“The safety of the kid comes first for me, no matter what,” Valente said. “But it’s going to be interesting to see down the road — when there are either more studies done or people try to do studies to refute the Virginia Tech study — to see if every time somebody comes out with a document that says the helmets you have are questionable, all you need to do is question that stuff and people will be like, ‘We’ll go out and buy new helmets again.’ And as you know, these helmets are expensive.”

At Wyandanch, athletic director and football coach Dwight Singleton said it was not difficult to persuade the school administration to purchase new helmets. The district, with one of the smallest football programs on Long Island, spent $8,010 on 33 Schutt Vengeance VTD II and Vengeance Z10 helmets.

“We’re trying to build a program from the bottom and if you don’t have the proper equipment, the goodwill is out the window,” he said.

Low-performing leftovers

In October 2015, Newsday found that there were 60 high schools with low-performing helmets still in circulation. This season, 22 high schools still have those helmets. However, many of those helmets, athletic directors said, are no longer in use.

The Valley Stream district, which includes three high schools, had the highest number of low-performing helmets in inventory this season. District athletic director Scott Stueber said, “I know for a fact they haven’t been used in three years.” The district has spent $21,065.56 on 137 new helmets since March.

Smithtown had a total of 18 two-star helmets and two one-star helmets listed among the inventories of its two high school football programs. “I think we’re just going to throw them out,” athletic director Pat Smith said, “because they just don’t get used.”

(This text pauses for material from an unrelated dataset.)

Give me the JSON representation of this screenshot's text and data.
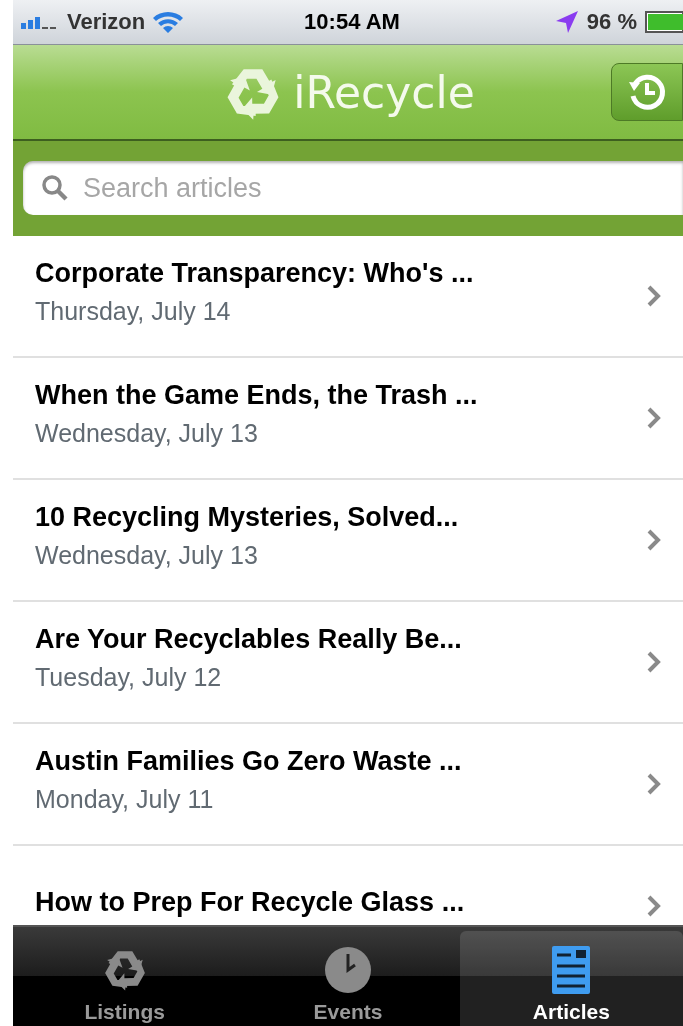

Staying vigilant

There were 383 suspected concussions in the 2015 football season at 109 schools that responded to Newsday’s requests. There were 373 suspected concussions in 2014 at 105 schools that responded.

Comstock attributed the leveling off of reported concussions at the high schools she tracks nationally to years of increased awareness. She cautioned not to read too much into school-reported concussion numbers because of the significant variables involved, most notably the subjective nature of trying to evaluate concussions. What one person might call a headache, she said, another might accurately see as symptoms of a concussion.

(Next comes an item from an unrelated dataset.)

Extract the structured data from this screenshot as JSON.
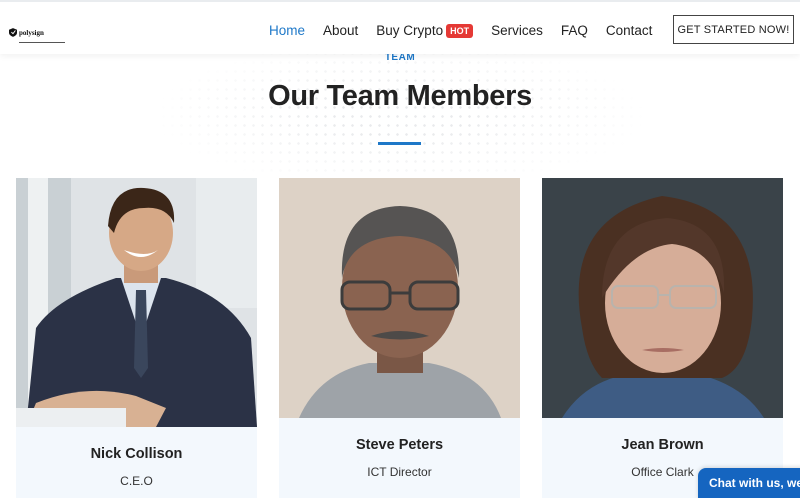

“There is no national reporting mandate,” she said, “and no standards for reporting.”

How often an athletic trainer is present during practices and games can have a direct effect on a school’s concussion numbers, she said. On Long Island, the presence of an athletic trainer varies from district to district.

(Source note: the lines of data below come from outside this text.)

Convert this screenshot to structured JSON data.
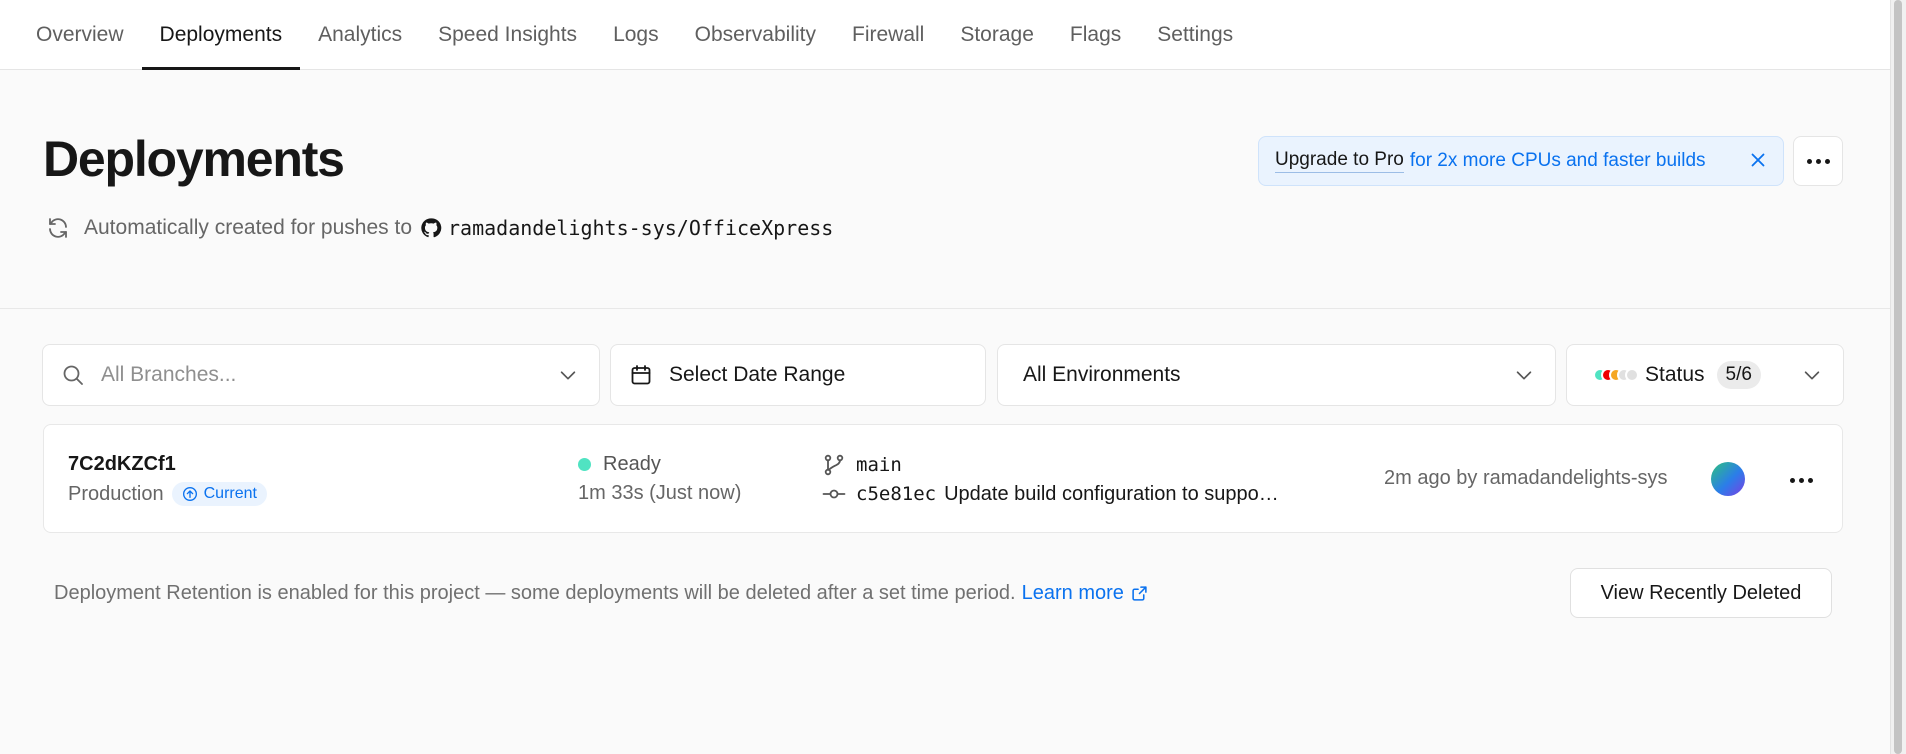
{
  "nav": {
    "tabs": [
      {
        "label": "Overview"
      },
      {
        "label": "Deployments",
        "active": true
      },
      {
        "label": "Analytics"
      },
      {
        "label": "Speed Insights"
      },
      {
        "label": "Logs"
      },
      {
        "label": "Observability"
      },
      {
        "label": "Firewall"
      },
      {
        "label": "Storage"
      },
      {
        "label": "Flags"
      },
      {
        "label": "Settings"
      }
    ]
  },
  "header": {
    "title": "Deployments",
    "auto_text": "Automatically created for pushes to",
    "repo": "ramadandelights-sys/OfficeXpress"
  },
  "upgrade_banner": {
    "strong": "Upgrade to Pro",
    "text": "for 2x more CPUs and faster builds"
  },
  "filters": {
    "branch_placeholder": "All Branches...",
    "date_label": "Select Date Range",
    "environment_label": "All Environments",
    "status_label": "Status",
    "status_count": "5/6",
    "status_colors": [
      "#50e3c2",
      "#ee0000",
      "#f5a623",
      "#e0e0e0",
      "#e0e0e0"
    ]
  },
  "deployment": {
    "id": "7C2dKZCf1",
    "environment": "Production",
    "badge": "Current",
    "status": "Ready",
    "status_color": "#50e3c2",
    "duration": "1m 33s (Just now)",
    "branch": "main",
    "commit_sha": "c5e81ec",
    "commit_message": "Update build configuration to suppo…",
    "meta": "2m ago by ramadandelights-sys"
  },
  "footer": {
    "retention_text": "Deployment Retention is enabled for this project — some deployments will be deleted after a set time period.",
    "learn_more": "Learn more",
    "view_deleted": "View Recently Deleted"
  },
  "colors": {
    "accent": "#0a72ef",
    "ready": "#50e3c2"
  }
}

In an effort to reduce concussions, the state’s governing body for public school sports mandated this season that teams could only practice in “full contact” settings twice a week for a maximum of 90 minutes per practice. Previously there had been no limit.

Chris Nowinski, co-founder of the research center examining brain trauma at Boston University, said studies have shown that the majority of concussions in football go unreported, which complicates experts’ ability to assess year-to-year numbers.

“We still diagnose only a fraction of all concussions,” he said, “so we could be preventing more concussions through rule changes, but also diagnosing more total concussions through improved education and culture change.”

Experts also say proper tackling — without using one’s head — is key to avoiding head trauma. Section VIII, the governing body for public high school athletics in Nassau County, now requires its high school football coaches to attend a clinic that shows proper tackling technique, county football coordinator Pat Pizzarelli said. Suffolk encourages its high school coaches to attend, said Don Webster, executive director of Section XI.

“The nature of football makes it obvious that concussions will never be able to be eliminated from the game,” Central Islip athletic director Larry Philips said, “but we want to do our best to greatly reduce the incidence and severity of head injuries.”